• [WHAT THE TASK REQUIRES] Down to the final line, print the records below exactly and without pictures.

(Beginning of INPUT MATERIAL)

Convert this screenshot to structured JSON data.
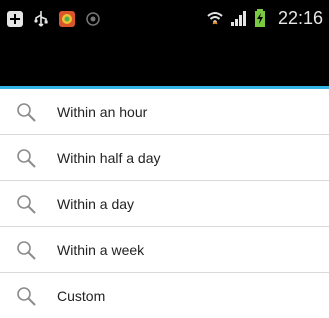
{
  "status_bar": {
    "time": "22:16",
    "icons": [
      "notification-plus-icon",
      "usb-icon",
      "app-icon",
      "recorder-icon",
      "wifi-icon",
      "signal-icon",
      "battery-charging-icon"
    ]
  },
  "list": {
    "items": [
      {
        "label": "Within an hour",
        "icon": "search-icon"
      },
      {
        "label": "Within half a day",
        "icon": "search-icon"
      },
      {
        "label": "Within a day",
        "icon": "search-icon"
      },
      {
        "label": "Within a week",
        "icon": "search-icon"
      },
      {
        "label": "Custom",
        "icon": "search-icon"
      }
    ]
  },
  "colors": {
    "accent": "#33b5e5",
    "status_bar_bg": "#000000",
    "battery_green": "#7ac943"
  }
}
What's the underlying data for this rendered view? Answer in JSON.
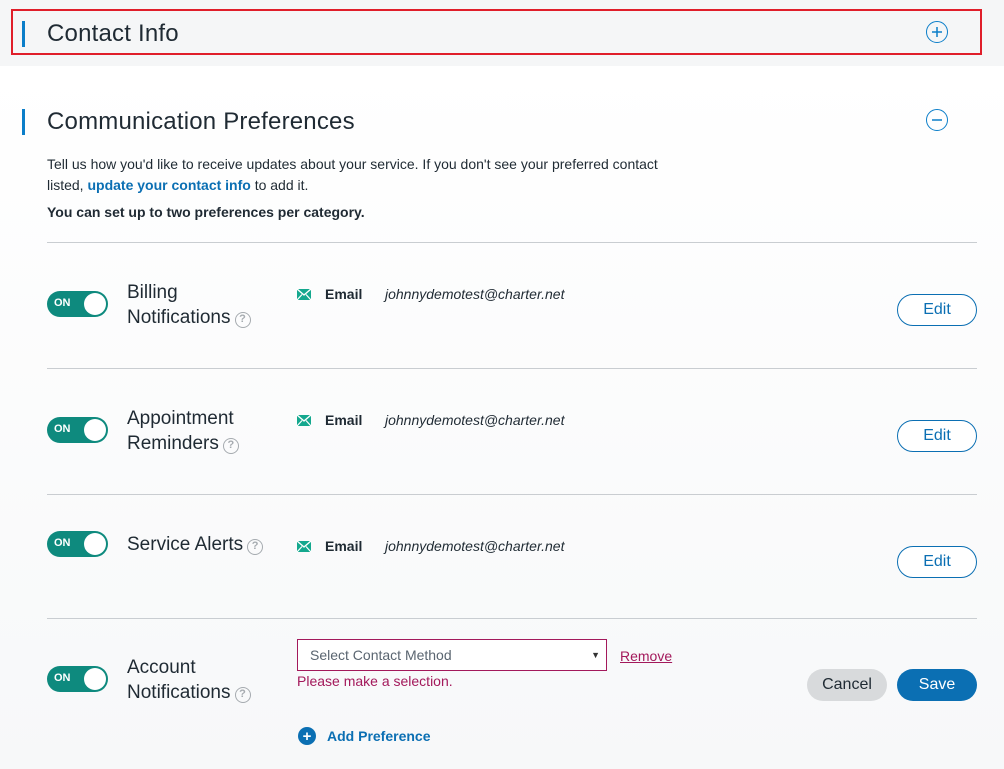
{
  "contact_info": {
    "title": "Contact Info",
    "expand_icon": "plus-circle-icon"
  },
  "communication": {
    "title": "Communication Preferences",
    "collapse_icon": "minus-circle-icon",
    "description_part1": "Tell us how you'd like to receive updates about your service. If you don't see your preferred contact listed, ",
    "description_link": "update your contact info",
    "description_part2": " to add it.",
    "limit_note": "You can set up to two preferences per category."
  },
  "preferences": [
    {
      "toggle_label": "ON",
      "name_line1": "Billing",
      "name_line2": "Notifications",
      "method": "Email",
      "contact": "johnnydemotest@charter.net",
      "edit_label": "Edit"
    },
    {
      "toggle_label": "ON",
      "name_line1": "Appointment",
      "name_line2": "Reminders",
      "method": "Email",
      "contact": "johnnydemotest@charter.net",
      "edit_label": "Edit"
    },
    {
      "toggle_label": "ON",
      "name_line1": "Service Alerts",
      "method": "Email",
      "contact": "johnnydemotest@charter.net",
      "edit_label": "Edit"
    }
  ],
  "account_notifications": {
    "toggle_label": "ON",
    "name_line1": "Account",
    "name_line2": "Notifications",
    "select_placeholder": "Select Contact Method",
    "remove_label": "Remove",
    "error": "Please make a selection.",
    "cancel_label": "Cancel",
    "save_label": "Save",
    "add_label": "Add Preference"
  },
  "colors": {
    "accent": "#0b7ec9",
    "toggle_on": "#0e8a7e",
    "error": "#a3195b",
    "highlight_border": "#e01e2a"
  }
}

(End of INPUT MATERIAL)

• [RESULT FOR THIS TASK]
Convert this screenshot to structured JSON data.
{
  "status_bar": {
    "time": "22:16",
    "icons": [
      "notification-plus-icon",
      "usb-icon",
      "app-icon",
      "recorder-icon",
      "wifi-icon",
      "signal-icon",
      "battery-charging-icon"
    ]
  },
  "list": {
    "items": [
      {
        "label": "Within an hour",
        "icon": "search-icon"
      },
      {
        "label": "Within half a day",
        "icon": "search-icon"
      },
      {
        "label": "Within a day",
        "icon": "search-icon"
      },
      {
        "label": "Within a week",
        "icon": "search-icon"
      },
      {
        "label": "Custom",
        "icon": "search-icon"
      }
    ]
  },
  "colors": {
    "accent": "#33b5e5",
    "status_bar_bg": "#000000",
    "battery_green": "#7ac943"
  }
}
What's the underlying data for this rendered view? Answer in JSON.
{
  "contact_info": {
    "title": "Contact Info",
    "expand_icon": "plus-circle-icon"
  },
  "communication": {
    "title": "Communication Preferences",
    "collapse_icon": "minus-circle-icon",
    "description_part1": "Tell us how you'd like to receive updates about your service. If you don't see your preferred contact listed, ",
    "description_link": "update your contact info",
    "description_part2": " to add it.",
    "limit_note": "You can set up to two preferences per category."
  },
  "preferences": [
    {
      "toggle_label": "ON",
      "name_line1": "Billing",
      "name_line2": "Notifications",
      "method": "Email",
      "contact": "johnnydemotest@charter.net",
      "edit_label": "Edit"
    },
    {
      "toggle_label": "ON",
      "name_line1": "Appointment",
      "name_line2": "Reminders",
      "method": "Email",
      "contact": "johnnydemotest@charter.net",
      "edit_label": "Edit"
    },
    {
      "toggle_label": "ON",
      "name_line1": "Service Alerts",
      "method": "Email",
      "contact": "johnnydemotest@charter.net",
      "edit_label": "Edit"
    }
  ],
  "account_notifications": {
    "toggle_label": "ON",
    "name_line1": "Account",
    "name_line2": "Notifications",
    "select_placeholder": "Select Contact Method",
    "remove_label": "Remove",
    "error": "Please make a selection.",
    "cancel_label": "Cancel",
    "save_label": "Save",
    "add_label": "Add Preference"
  },
  "colors": {
    "accent": "#0b7ec9",
    "toggle_on": "#0e8a7e",
    "error": "#a3195b",
    "highlight_border": "#e01e2a"
  }
}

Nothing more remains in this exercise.